In the women’s glossy monthly market, Glamour has continued to thrive, fuelling rumours that publisher Condé Nast is gearing up for another launch this year, also imported from the US. This is denied by Kippin, however.
Glamour’s circulation has shot up by 23.1 per cent year on year, and 3.3 per cent period on period, to 537,474. Rival NatMags’ Cosmopolitan dipped 1.5 per cent period on period and failed to experience any growth during the past year. It sells 463,058 copies a month.
Cosmo’s sister title Company, which is aimed at a slightly younger market, slashed its price to match that of Glamour and has posted a massive circulation increase of 26.5 per cent year on year and 5.8 per cent period on period, to 330,373. NatMags’ Prima, however, has dipped by 14.5 per cent over the past year and now sells 325,042 copies a month.
H-F’s Red and Elle titles, which it took over after a joint venture with EMAP came to an end last August, have increased their circulation figures to 192,005 and 212,505 respectively. EMAP’s only remaining women’s glossy, New Woman, still sells more than Elle and Red, but suffered a decline – both period on period (2.9 per cent) and year on year (3.4 per cent) – to 294, 611 copies. EMAP recently appointed Hooper Galton to create a &£2.5m advertising campaign for the title.
A torrent of titles
EMAP is investing “heavily” in new launches to fill the gaps left by Elle and Red. Managing director of women’s titles Dawn Bébe says: “EMAP is in a launching phase, but we will not be launching ‘me-too’ products. We have wide experience of successful launches.”
Launch fever is being felt by more than one publisher.
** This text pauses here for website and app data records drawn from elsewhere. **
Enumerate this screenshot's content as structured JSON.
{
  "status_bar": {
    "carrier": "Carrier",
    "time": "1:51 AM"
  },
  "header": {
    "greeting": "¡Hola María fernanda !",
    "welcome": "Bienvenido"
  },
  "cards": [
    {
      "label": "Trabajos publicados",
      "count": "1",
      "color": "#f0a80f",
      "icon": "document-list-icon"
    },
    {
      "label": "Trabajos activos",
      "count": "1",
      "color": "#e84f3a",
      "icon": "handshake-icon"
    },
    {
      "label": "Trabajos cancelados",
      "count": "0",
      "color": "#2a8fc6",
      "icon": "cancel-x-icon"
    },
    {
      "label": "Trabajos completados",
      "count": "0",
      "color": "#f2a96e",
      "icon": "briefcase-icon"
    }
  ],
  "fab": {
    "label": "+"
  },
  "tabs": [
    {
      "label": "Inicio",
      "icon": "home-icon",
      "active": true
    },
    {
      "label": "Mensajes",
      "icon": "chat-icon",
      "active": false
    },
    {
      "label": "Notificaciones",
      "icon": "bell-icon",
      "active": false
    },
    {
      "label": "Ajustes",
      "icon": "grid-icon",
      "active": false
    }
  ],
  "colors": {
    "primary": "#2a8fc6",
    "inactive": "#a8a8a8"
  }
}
BBC Magazines is set to launch about five titles this year, two of which are understood to be in the adult lifestyle market.
Deputy managing director Nick Brett says: “BBC Magazines is filling in the gaps in its portfolio. We already have a lot of market-leading titles, and we have plans for many more.”
This month sees the launch by German publishing giant Hubert Burda Media of a new glossy for younger women, titled Amber.
IPC Media is pumping millions of pounds into new titles. The company has created a “secret creative development area” in its Kings Reach Tower headquarters, which will act as the hub for the launches planned for this year. The launches will be overseen by Mike Soutar, former managing director of IPC Ignite, the men’s and lifestyle division. Soutar was made editorial director late last year as part of a board restructure. The news coincided with the resignation of chief executive Sly Bailey, who is now at Trinity Mirror.
This will be IPC’s first major assault on the publishing market since its takeover by AOL Time Warner two years ago. Soutar declines to give details about the new launches, but says: “We shall look into sectors where we are already strong. The idea is to maintain our leading position in the consumer publishing industry.”
Meanwhile, the industry is debating the issue of posting circulation figures monthly – like the newspaper industry – instead of six-monthly. This follows recent infringements of ABC rules on bulk copies, with both EMAP and NatMags being forced to restate circulation figures for key titles. Both publishers were found flouting the rule according to which bulk copies distributed with national and regional newspapers cannot be counted in circulation figures.
Media buyers such as Goodman and Mays are calling for monthly circulation data, which they say will give greater transparency. Mays adds: “Monthly ABCs would not mean that we would want to negotiate on every single issue for our clients.”
Most publishers, however, do not see the need for providing monthly circulation data. Edwards says: “I do not agree with the ruling on bulk sales – the magazines were sold with the newspapers. The whole issue needs some serious thought.” ABC had ruled that, since NatMags did not receive any payment and the free copies did not form part of regular monthly promotions, the bulk copies could not be counted.
It is expected that the magazine industry will decide this year whether to start issuing monthly circulation data.